## Data under study
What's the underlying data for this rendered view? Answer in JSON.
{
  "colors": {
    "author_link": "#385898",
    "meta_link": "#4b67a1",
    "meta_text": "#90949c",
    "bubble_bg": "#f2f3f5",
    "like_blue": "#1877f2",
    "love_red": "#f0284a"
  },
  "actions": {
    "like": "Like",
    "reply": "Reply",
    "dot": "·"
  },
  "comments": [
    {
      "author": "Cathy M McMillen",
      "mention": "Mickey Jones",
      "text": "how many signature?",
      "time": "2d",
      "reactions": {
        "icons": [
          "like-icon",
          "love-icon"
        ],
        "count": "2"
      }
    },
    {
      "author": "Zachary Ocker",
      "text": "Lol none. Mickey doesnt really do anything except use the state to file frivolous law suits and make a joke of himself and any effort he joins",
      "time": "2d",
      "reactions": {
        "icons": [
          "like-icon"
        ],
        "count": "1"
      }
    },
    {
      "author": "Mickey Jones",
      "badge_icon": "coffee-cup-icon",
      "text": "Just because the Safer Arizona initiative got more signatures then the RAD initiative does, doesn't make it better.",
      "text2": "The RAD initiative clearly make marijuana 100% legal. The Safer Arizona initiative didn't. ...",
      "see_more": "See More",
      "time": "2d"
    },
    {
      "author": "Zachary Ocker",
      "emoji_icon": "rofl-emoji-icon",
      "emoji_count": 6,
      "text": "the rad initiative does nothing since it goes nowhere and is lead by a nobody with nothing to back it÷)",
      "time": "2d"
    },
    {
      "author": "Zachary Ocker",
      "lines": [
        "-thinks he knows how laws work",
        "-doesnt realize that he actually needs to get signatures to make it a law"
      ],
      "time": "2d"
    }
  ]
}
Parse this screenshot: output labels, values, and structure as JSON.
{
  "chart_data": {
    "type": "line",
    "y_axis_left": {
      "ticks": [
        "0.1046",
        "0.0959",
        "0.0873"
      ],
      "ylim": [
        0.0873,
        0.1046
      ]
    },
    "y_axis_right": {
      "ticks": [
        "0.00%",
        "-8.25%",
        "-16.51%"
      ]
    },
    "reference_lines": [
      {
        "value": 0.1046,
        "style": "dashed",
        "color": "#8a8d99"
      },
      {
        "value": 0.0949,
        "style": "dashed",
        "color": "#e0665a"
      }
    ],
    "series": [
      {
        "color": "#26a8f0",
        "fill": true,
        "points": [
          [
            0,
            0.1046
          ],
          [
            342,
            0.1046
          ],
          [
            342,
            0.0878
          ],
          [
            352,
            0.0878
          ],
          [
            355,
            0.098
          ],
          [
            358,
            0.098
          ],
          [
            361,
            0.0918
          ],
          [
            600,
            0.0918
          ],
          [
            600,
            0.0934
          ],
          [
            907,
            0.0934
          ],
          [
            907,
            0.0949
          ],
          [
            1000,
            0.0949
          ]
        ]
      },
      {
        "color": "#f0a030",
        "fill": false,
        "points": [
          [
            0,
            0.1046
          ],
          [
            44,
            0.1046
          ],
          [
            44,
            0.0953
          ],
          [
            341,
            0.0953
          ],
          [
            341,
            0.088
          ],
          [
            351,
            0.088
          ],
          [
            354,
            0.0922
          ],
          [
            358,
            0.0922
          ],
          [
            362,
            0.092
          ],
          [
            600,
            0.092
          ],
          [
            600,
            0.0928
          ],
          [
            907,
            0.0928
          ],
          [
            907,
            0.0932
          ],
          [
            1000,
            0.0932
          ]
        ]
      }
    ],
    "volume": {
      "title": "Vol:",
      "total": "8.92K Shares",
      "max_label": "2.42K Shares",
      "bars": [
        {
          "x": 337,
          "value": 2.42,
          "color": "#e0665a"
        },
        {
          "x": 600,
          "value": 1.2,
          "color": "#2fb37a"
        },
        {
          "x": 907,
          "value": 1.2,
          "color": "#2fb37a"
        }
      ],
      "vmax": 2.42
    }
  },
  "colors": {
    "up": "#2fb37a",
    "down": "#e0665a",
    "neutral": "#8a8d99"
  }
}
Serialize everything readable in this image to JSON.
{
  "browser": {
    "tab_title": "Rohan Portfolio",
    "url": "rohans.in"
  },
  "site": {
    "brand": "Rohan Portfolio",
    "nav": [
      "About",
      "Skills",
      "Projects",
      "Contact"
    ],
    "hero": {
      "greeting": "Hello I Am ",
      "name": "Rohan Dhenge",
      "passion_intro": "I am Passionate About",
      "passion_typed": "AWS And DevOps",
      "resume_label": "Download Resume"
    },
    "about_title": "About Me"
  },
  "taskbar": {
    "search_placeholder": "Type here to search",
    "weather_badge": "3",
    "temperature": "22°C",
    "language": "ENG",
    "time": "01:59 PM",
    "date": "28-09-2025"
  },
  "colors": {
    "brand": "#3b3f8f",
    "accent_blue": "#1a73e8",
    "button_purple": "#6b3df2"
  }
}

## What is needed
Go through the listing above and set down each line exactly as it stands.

## Finished exercise
What's the underlying data for this rendered view? Answer in JSON.
{
  "colors": {
    "author_link": "#385898",
    "meta_link": "#4b67a1",
    "meta_text": "#90949c",
    "bubble_bg": "#f2f3f5",
    "like_blue": "#1877f2",
    "love_red": "#f0284a"
  },
  "actions": {
    "like": "Like",
    "reply": "Reply",
    "dot": "·"
  },
  "comments": [
    {
      "author": "Cathy M McMillen",
      "mention": "Mickey Jones",
      "text": "how many signature?",
      "time": "2d",
      "reactions": {
        "icons": [
          "like-icon",
          "love-icon"
        ],
        "count": "2"
      }
    },
    {
      "author": "Zachary Ocker",
      "text": "Lol none. Mickey doesnt really do anything except use the state to file frivolous law suits and make a joke of himself and any effort he joins",
      "time": "2d",
      "reactions": {
        "icons": [
          "like-icon"
        ],
        "count": "1"
      }
    },
    {
      "author": "Mickey Jones",
      "badge_icon": "coffee-cup-icon",
      "text": "Just because the Safer Arizona initiative got more signatures then the RAD initiative does, doesn't make it better.",
      "text2": "The RAD initiative clearly make marijuana 100% legal. The Safer Arizona initiative didn't. ...",
      "see_more": "See More",
      "time": "2d"
    },
    {
      "author": "Zachary Ocker",
      "emoji_icon": "rofl-emoji-icon",
      "emoji_count": 6,
      "text": "the rad initiative does nothing since it goes nowhere and is lead by a nobody with nothing to back it÷)",
      "time": "2d"
    },
    {
      "author": "Zachary Ocker",
      "lines": [
        "-thinks he knows how laws work",
        "-doesnt realize that he actually needs to get signatures to make it a law"
      ],
      "time": "2d"
    }
  ]
}
Parse this screenshot: output labels, values, and structure as JSON.
{
  "chart_data": {
    "type": "line",
    "y_axis_left": {
      "ticks": [
        "0.1046",
        "0.0959",
        "0.0873"
      ],
      "ylim": [
        0.0873,
        0.1046
      ]
    },
    "y_axis_right": {
      "ticks": [
        "0.00%",
        "-8.25%",
        "-16.51%"
      ]
    },
    "reference_lines": [
      {
        "value": 0.1046,
        "style": "dashed",
        "color": "#8a8d99"
      },
      {
        "value": 0.0949,
        "style": "dashed",
        "color": "#e0665a"
      }
    ],
    "series": [
      {
        "color": "#26a8f0",
        "fill": true,
        "points": [
          [
            0,
            0.1046
          ],
          [
            342,
            0.1046
          ],
          [
            342,
            0.0878
          ],
          [
            352,
            0.0878
          ],
          [
            355,
            0.098
          ],
          [
            358,
            0.098
          ],
          [
            361,
            0.0918
          ],
          [
            600,
            0.0918
          ],
          [
            600,
            0.0934
          ],
          [
            907,
            0.0934
          ],
          [
            907,
            0.0949
          ],
          [
            1000,
            0.0949
          ]
        ]
      },
      {
        "color": "#f0a030",
        "fill": false,
        "points": [
          [
            0,
            0.1046
          ],
          [
            44,
            0.1046
          ],
          [
            44,
            0.0953
          ],
          [
            341,
            0.0953
          ],
          [
            341,
            0.088
          ],
          [
            351,
            0.088
          ],
          [
            354,
            0.0922
          ],
          [
            358,
            0.0922
          ],
          [
            362,
            0.092
          ],
          [
            600,
            0.092
          ],
          [
            600,
            0.0928
          ],
          [
            907,
            0.0928
          ],
          [
            907,
            0.0932
          ],
          [
            1000,
            0.0932
          ]
        ]
      }
    ],
    "volume": {
      "title": "Vol:",
      "total": "8.92K Shares",
      "max_label": "2.42K Shares",
      "bars": [
        {
          "x": 337,
          "value": 2.42,
          "color": "#e0665a"
        },
        {
          "x": 600,
          "value": 1.2,
          "color": "#2fb37a"
        },
        {
          "x": 907,
          "value": 1.2,
          "color": "#2fb37a"
        }
      ],
      "vmax": 2.42
    }
  },
  "colors": {
    "up": "#2fb37a",
    "down": "#e0665a",
    "neutral": "#8a8d99"
  }
}
Serialize everything readable in this image to JSON.
{
  "browser": {
    "tab_title": "Rohan Portfolio",
    "url": "rohans.in"
  },
  "site": {
    "brand": "Rohan Portfolio",
    "nav": [
      "About",
      "Skills",
      "Projects",
      "Contact"
    ],
    "hero": {
      "greeting": "Hello I Am ",
      "name": "Rohan Dhenge",
      "passion_intro": "I am Passionate About",
      "passion_typed": "AWS And DevOps",
      "resume_label": "Download Resume"
    },
    "about_title": "About Me"
  },
  "taskbar": {
    "search_placeholder": "Type here to search",
    "weather_badge": "3",
    "temperature": "22°C",
    "language": "ENG",
    "time": "01:59 PM",
    "date": "28-09-2025"
  },
  "colors": {
    "brand": "#3b3f8f",
    "accent_blue": "#1a73e8",
    "button_purple": "#6b3df2"
  }
}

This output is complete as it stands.